Nitrite poisoning is similar to ammonia poisoning. Instead of directly burning your fish, nitrite causes a chemical reaction.
The chemical structure of nitrite allows it to bind to hemoglobin in blood where oxygen could otherwise bind. This causes low concentrations of oxygen in the blood, leaving your fish to suffocate from the inside out.
Nitrite poisoning is caused by nitrites being present in the aquarium water. This is the second phase of ammonia in the nitrogen cycle and is just as deadly.
Since fish are deprived of oxygen in these conditions, they will often become lethargic and lay at the bottom of the tank. When they have the energy, they may also swim in front of currents to try to take in more oxygen.

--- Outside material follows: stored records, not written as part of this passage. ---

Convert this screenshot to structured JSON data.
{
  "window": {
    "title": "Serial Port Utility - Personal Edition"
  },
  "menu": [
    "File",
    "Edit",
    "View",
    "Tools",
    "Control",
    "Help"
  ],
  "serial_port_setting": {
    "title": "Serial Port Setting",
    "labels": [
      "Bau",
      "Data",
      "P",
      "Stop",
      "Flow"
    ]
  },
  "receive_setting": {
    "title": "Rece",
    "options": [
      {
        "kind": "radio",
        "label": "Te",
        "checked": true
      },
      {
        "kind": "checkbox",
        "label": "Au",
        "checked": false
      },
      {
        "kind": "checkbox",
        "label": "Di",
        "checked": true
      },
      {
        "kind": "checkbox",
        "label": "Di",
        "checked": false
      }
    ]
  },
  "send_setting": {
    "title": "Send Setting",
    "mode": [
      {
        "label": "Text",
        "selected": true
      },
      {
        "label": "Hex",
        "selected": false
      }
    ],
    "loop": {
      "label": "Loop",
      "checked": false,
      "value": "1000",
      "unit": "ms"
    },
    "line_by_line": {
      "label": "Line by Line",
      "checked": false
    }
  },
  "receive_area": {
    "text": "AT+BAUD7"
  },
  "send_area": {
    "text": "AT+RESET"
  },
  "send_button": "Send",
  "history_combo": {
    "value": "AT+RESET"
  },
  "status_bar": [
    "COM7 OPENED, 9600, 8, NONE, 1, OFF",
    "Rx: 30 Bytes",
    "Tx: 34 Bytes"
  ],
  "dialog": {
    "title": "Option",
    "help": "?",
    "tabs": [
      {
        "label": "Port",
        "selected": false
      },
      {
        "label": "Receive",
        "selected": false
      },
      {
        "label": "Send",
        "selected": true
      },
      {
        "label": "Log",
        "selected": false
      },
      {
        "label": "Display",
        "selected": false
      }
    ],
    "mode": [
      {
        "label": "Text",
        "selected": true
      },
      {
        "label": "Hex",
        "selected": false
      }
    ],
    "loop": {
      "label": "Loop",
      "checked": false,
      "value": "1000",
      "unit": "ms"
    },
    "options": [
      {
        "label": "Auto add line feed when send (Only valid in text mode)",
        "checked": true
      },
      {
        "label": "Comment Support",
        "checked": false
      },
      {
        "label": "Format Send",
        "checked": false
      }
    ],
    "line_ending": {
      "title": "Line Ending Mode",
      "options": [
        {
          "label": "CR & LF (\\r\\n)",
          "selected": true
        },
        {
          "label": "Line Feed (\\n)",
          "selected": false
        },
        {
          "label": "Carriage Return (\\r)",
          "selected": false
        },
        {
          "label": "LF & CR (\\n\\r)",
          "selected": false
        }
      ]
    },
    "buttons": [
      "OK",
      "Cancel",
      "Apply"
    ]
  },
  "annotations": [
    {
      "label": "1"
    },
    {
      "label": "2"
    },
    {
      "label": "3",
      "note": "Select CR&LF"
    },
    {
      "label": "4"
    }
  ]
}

A good way to prevent this is by allowing a new tank to fully cycle and keeping up with daily tank maintenance.
How Do You Know If Your Betta Fish Is Dying?
Sadly, if your fish laying at the bottom of your tank, it isn’t a good indicator of its future. How do you know if it’s too late to save your fish?
A dying betta fish will be incredibly weak. They won’t be able to keep themselves upright and will often have faded colors.
For a few days prior, they may have a loss of appetite, be more prone to bodily injury, and display odd behaviors, like flashing, scratching, and labored breathing.
If your fish is lying completely on its side, breathing quickly, and getting picked at by other fish, it is usually too late.
However, if your fish is still making attempts to swim around your aquarium, then it may be time to move the fish to a quarantine tank and treat it aggressively.
If your fish is laying on its side and there are no signs of illness, disease, or poor water quality, then it may just be your fish’s time. Betta fish only live for about 2-5 years on average in captivity and there’s no telling how old your fish truly is when you bring it home.
A natural passing as your betta ages should be quick and painless. Your fish may still exhibit some loss of appetite and general lethargy, but there is nothing that can be done when the time comes.
It can be very concerning to see your betta fish laying at the bottom of the tank. This behavior is usually the result of a larger problem, like disease or poor water quality, and needs to be addressed immediately.
However, sometimes you may just have a lazy or sleepy betta with no underlying conditions. Even if that’s the case, continue regular tank maintenance and test parameters to ensure there is nothing wrong.
If you have any questions about why your fish is laying at the bottom of its tank, or related betta diseases and illnesses, please don’t hesitate to leave a comment below!